This study investigated soil compaction when the CTL system was used to cut logs on black soil. The results showed that black soil became harder as it was driven over the first few times but became softer as it was driven over more, resulting in muddied soil. Despite these results, when the soil was examined after two years, it was hard, regardless of the presence or absence of muddied soil, indicating that reduction in hardness due to muddied soil temporarily occurs immediately after driving over the soil. This disproved the previously well-accepted understanding and suggested that soil hardness increases even in black soil when machines stop operating on the soil.

These results indicated that when the CTL system is used to cut logs on black soil, the soil becomes hard after a short period of time, regardless of the presence or absence of muddied soil. In general, the effects of compaction are known to be recovered in approximately 10 years. Therefore, our future task is to clarify long-term changes in the soil and effects on remaining forest trees and young trees that are planted after clear-cutting. Clarifying these will also be meaningful for finding methods suitable for the characteristics of black soil.


*) CTL system: an operation system that uses a harvester to cut standing trees and trim branches to make logs and a forwarder to load and transport the logs.

*) Black soil: black-colored soil that is mainly composed of volcanic ash; has a high moisture content.

*) Muddied soil: softening of soil by repeatedly being stomped on, which often occurs to soils with high moisture content, such as black soil and Kanto loam.


Photo. A wheel (tire)-type harvester used in the CTL system

Photo.
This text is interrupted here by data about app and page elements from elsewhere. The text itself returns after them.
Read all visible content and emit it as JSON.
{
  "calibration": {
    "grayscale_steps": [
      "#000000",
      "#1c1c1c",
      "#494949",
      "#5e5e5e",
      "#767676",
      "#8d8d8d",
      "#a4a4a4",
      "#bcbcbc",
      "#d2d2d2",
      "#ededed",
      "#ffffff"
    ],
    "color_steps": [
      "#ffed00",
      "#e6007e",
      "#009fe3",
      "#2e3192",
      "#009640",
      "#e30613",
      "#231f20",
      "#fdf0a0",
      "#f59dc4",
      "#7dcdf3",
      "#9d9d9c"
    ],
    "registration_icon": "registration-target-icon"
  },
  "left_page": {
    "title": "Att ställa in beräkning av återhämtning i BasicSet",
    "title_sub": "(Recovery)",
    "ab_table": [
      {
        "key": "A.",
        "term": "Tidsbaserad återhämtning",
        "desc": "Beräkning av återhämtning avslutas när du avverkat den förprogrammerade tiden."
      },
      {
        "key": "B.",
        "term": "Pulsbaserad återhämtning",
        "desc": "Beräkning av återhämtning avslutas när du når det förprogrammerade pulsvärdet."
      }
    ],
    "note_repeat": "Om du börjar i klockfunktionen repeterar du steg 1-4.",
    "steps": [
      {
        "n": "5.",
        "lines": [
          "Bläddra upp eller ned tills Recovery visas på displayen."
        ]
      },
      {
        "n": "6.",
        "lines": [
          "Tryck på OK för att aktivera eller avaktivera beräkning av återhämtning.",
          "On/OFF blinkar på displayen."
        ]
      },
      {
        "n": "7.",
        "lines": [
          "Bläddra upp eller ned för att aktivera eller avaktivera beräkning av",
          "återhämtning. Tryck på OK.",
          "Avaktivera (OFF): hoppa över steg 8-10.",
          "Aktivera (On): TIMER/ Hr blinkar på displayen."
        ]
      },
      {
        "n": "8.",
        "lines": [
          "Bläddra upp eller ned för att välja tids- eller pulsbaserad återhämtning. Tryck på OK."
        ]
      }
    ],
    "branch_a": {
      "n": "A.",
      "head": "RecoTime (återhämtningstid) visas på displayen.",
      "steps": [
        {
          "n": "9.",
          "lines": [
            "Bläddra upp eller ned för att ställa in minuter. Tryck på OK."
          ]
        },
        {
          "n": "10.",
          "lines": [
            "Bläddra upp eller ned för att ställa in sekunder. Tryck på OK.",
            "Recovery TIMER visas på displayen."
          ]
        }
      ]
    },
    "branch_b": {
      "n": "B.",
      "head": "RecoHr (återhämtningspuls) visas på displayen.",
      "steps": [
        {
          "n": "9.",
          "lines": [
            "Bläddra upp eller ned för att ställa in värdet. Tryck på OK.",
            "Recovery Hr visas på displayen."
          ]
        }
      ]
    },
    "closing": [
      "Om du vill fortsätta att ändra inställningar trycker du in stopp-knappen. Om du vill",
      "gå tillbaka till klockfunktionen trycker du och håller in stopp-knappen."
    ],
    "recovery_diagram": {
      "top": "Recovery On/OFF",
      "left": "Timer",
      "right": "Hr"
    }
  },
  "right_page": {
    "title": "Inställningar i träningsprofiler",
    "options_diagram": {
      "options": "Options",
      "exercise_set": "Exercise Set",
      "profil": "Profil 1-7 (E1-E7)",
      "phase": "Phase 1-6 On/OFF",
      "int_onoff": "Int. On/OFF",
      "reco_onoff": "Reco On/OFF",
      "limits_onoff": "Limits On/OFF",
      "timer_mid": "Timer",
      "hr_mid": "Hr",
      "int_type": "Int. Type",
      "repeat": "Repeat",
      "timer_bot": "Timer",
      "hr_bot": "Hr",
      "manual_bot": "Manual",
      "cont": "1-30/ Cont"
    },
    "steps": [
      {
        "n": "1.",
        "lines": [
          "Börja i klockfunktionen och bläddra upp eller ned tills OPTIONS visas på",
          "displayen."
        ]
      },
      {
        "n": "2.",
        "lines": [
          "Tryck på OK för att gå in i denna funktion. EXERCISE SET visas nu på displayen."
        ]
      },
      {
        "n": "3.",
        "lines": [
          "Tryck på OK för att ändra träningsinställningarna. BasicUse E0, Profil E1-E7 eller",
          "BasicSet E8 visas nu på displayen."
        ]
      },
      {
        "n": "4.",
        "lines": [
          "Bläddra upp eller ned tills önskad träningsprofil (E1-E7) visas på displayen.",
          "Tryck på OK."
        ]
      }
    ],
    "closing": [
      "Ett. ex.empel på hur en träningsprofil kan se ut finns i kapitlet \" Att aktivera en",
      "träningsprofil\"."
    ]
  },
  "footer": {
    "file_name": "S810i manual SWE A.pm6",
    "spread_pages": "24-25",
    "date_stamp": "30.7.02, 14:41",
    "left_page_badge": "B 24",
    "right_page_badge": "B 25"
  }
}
A wheel (tire)-type harvester used in the CTL system; it cuts standing trees and trims branches to make logs as it drives through the forest.